Designed by Intel, Compaq and Digital, the PCI bus first appeared in PCs in 1993 and co-existed with the ISA bus for many years. Today, most computers have only PCI slots along with one AGP or one PCI Express slot for the display adapter.
PCI runs at 33 MHz or 66 MHz and supports 32 and 64-bit data paths and bus mastering. There are generally three or four slots on the motherboard, and the quantity is based on 10 electrical loads that deal with inductance and capacitance. The PCI chipset uses three, leaving seven for peripheral controllers. A controller on the motherboard uses one load; a plug-in card uses 1.5 loads. A "PCI bridge" connects PCI buses together for more slots.
PCI Shares Interrupts; ISA Did Not
On a PC, there is a limited number of hardware interrupts (IRQs), and the PCI bus is designed to share them. Thus, on a PCI-only PC, there is never an IRQ conflict as there was on earlier machines that used the ISA bus. ISA cards required an assigned IRQ that was fixed to that peripheral device.
PCs with both ISA and PCI buses were made for several years. If there was only one IRQ remaining after the rest were reserved for ISA cards, all PCI devices could share it. In such a dual bus PC, all reserved IRQs are registered in the PC's BIOS setup. On startup, PCI reads the setup memory and configures all PCI cards automatically.
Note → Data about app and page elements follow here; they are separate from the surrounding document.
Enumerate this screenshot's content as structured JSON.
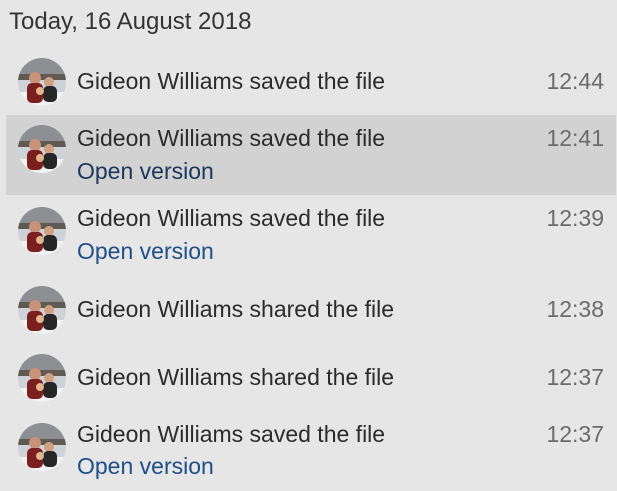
{
  "date_header": "Today, 16 August 2018",
  "activities": [
    {
      "message": "Gideon Williams saved the file",
      "time": "12:44",
      "link": ""
    },
    {
      "message": "Gideon Williams saved the file",
      "time": "12:41",
      "link": "Open version"
    },
    {
      "message": "Gideon Williams saved the file",
      "time": "12:39",
      "link": "Open version"
    },
    {
      "message": "Gideon Williams shared the file",
      "time": "12:38",
      "link": ""
    },
    {
      "message": "Gideon Williams shared the file",
      "time": "12:37",
      "link": ""
    },
    {
      "message": "Gideon Williams saved the file",
      "time": "12:37",
      "link": "Open version"
    }
  ],
  "colors": {
    "background": "#e6e6e6",
    "selected_row": "#d2d2d2",
    "link": "#1f4e87",
    "time": "#6b6b6b"
  }
}
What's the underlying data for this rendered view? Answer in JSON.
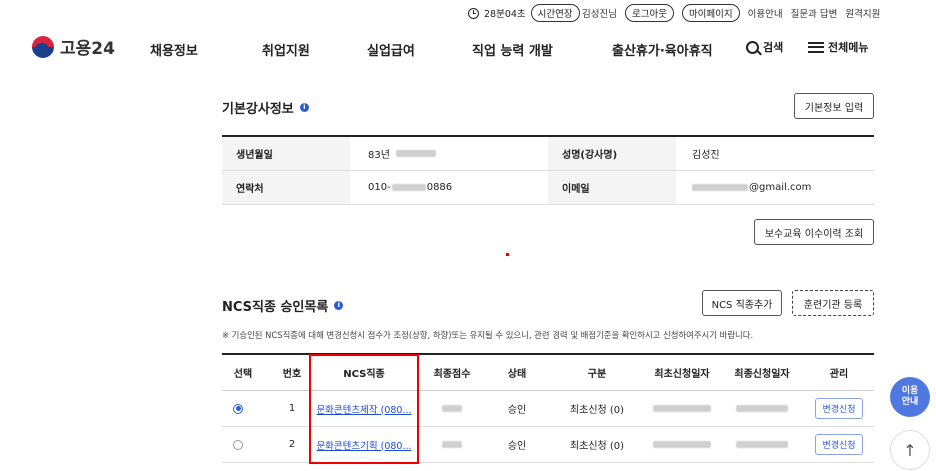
{
  "util": {
    "timer": "28분04초",
    "extend": "시간연장",
    "user": "김성진님",
    "logout": "로그아웃",
    "mypage": "마이페이지",
    "guide": "이용안내",
    "qna": "질문과 답변",
    "remote": "원격지원"
  },
  "header": {
    "logo": "고용24",
    "nav": [
      "채용정보",
      "취업지원",
      "실업급여",
      "직업 능력 개발",
      "출산휴가·육아휴직"
    ],
    "search": "검색",
    "menu": "전체메뉴"
  },
  "basic": {
    "title": "기본강사정보",
    "input_btn": "기본정보 입력",
    "rows": [
      {
        "label1": "생년월일",
        "value1": "83년",
        "label2": "성명(강사명)",
        "value2": "김성진"
      },
      {
        "label1": "연락처",
        "value1_pre": "010-",
        "value1_post": "0886",
        "label2": "이메일",
        "value2_post": "@gmail.com"
      }
    ],
    "history_btn": "보수교육 이수이력 조회"
  },
  "ncs": {
    "title": "NCS직종 승인목록",
    "add_btn": "NCS 직종추가",
    "register_btn": "훈련기관 등록",
    "notice": "※ 기승인된 NCS직종에 대해 변경신청시 점수가 조정(상향, 하향)또는 유지될 수 있으니, 관련 경력 및 배점기준을 확인하시고 신청하여주시기 바랍니다.",
    "headers": [
      "선택",
      "번호",
      "NCS직종",
      "최종점수",
      "상태",
      "구분",
      "최초신청일자",
      "최종신청일자",
      "관리"
    ],
    "rows": [
      {
        "selected": true,
        "no": "1",
        "name": "문화콘텐츠제작 (080...",
        "status": "승인",
        "type": "최초신청 (0)",
        "action": "변경신청"
      },
      {
        "selected": false,
        "no": "2",
        "name": "문화콘텐츠기획 (080...",
        "status": "승인",
        "type": "최초신청 (0)",
        "action": "변경신청"
      }
    ]
  },
  "floating": {
    "guide_line1": "이용",
    "guide_line2": "안내",
    "top_arrow": "↑"
  },
  "colors": {
    "accent": "#2b5ad9",
    "highlight": "#ee0000",
    "guide_bg": "#4f79e0"
  }
}
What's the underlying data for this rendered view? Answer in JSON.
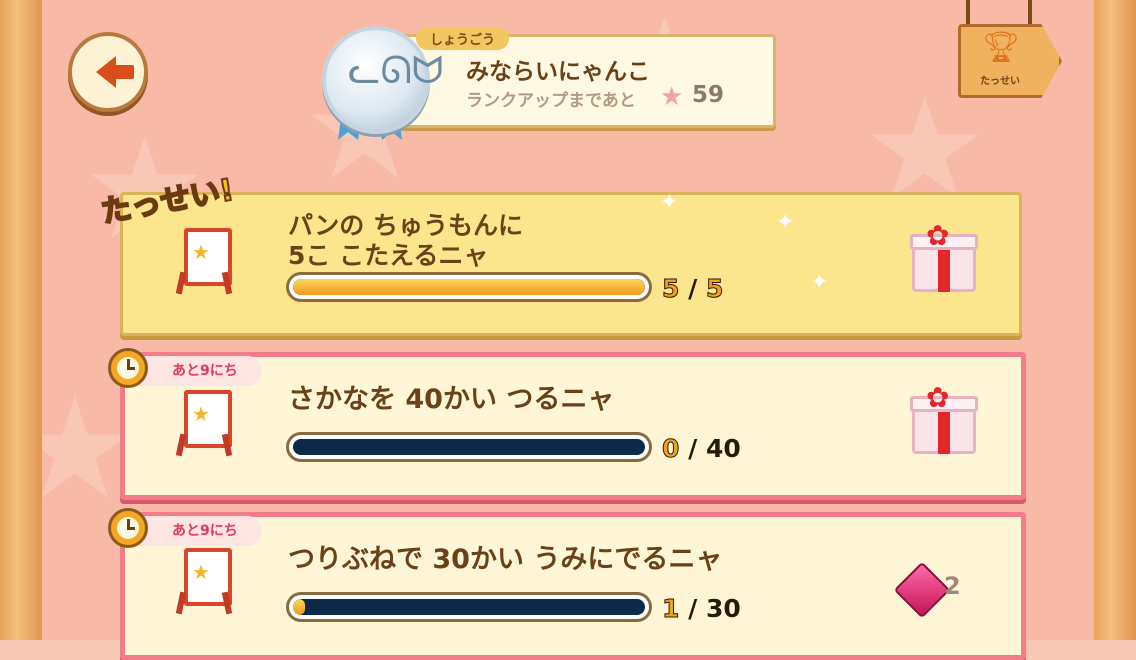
{
  "header": {
    "title_tag": "しょうごう",
    "title_name": "みならいにゃんこ",
    "rank_up_label": "ランクアップまであと",
    "rank_up_count": "59",
    "achievements_label": "たっせい"
  },
  "quests": [
    {
      "status_badge": "たっせい!",
      "line1": "パンの ちゅうもんに",
      "line2": "5こ こたえるニャ",
      "current": "5",
      "target": "5",
      "progress": 1.0,
      "reward": "gift"
    },
    {
      "timer": "あと9にち",
      "line1": "さかなを 40かい つるニャ",
      "current": "0",
      "target": "40",
      "progress": 0.0,
      "reward": "gift"
    },
    {
      "timer": "あと9にち",
      "line1": "つりぶねで 30かい うみにでるニャ",
      "current": "1",
      "target": "30",
      "progress": 0.0333,
      "reward": "gem",
      "reward_count": "2"
    }
  ],
  "colors": {
    "background": "#f8b9a6",
    "frame": "#e8a35a",
    "card_done": "#fbe58d",
    "card_border_pink": "#f17c8a",
    "bar_fill": "#f39a1e",
    "bar_empty": "#0c2a48"
  },
  "icons": {
    "back": "back-arrow-icon",
    "medal": "cat-medal-icon",
    "trophy": "trophy-icon",
    "easel": "easel-star-icon",
    "clock": "clock-icon",
    "gift": "gift-icon",
    "gem": "gem-icon",
    "star": "star-icon"
  }
}
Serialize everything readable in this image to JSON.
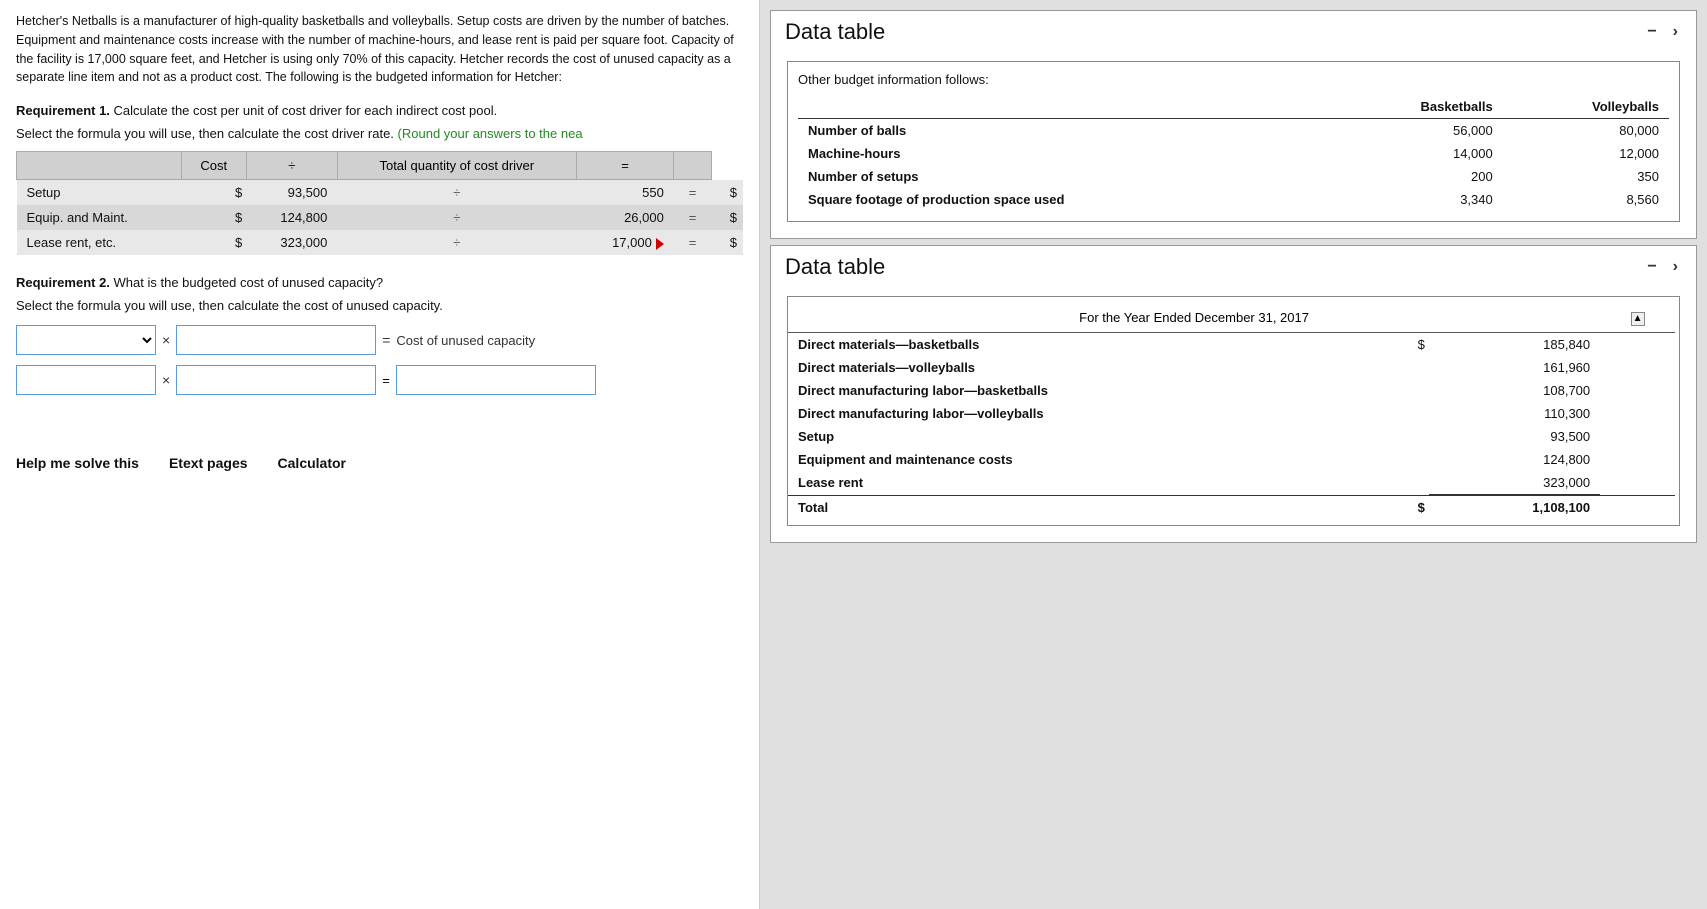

For a comparison of PCI technologies, see PCI-SIG. See PCI Express, PCI-X, Concurrent PCI, CompactPCI, PXI, Mini PCI, PC data buses, PICMG and Sebring ring.
This illustration shows how the CPU, memory and peripherals are interconnected in a PC.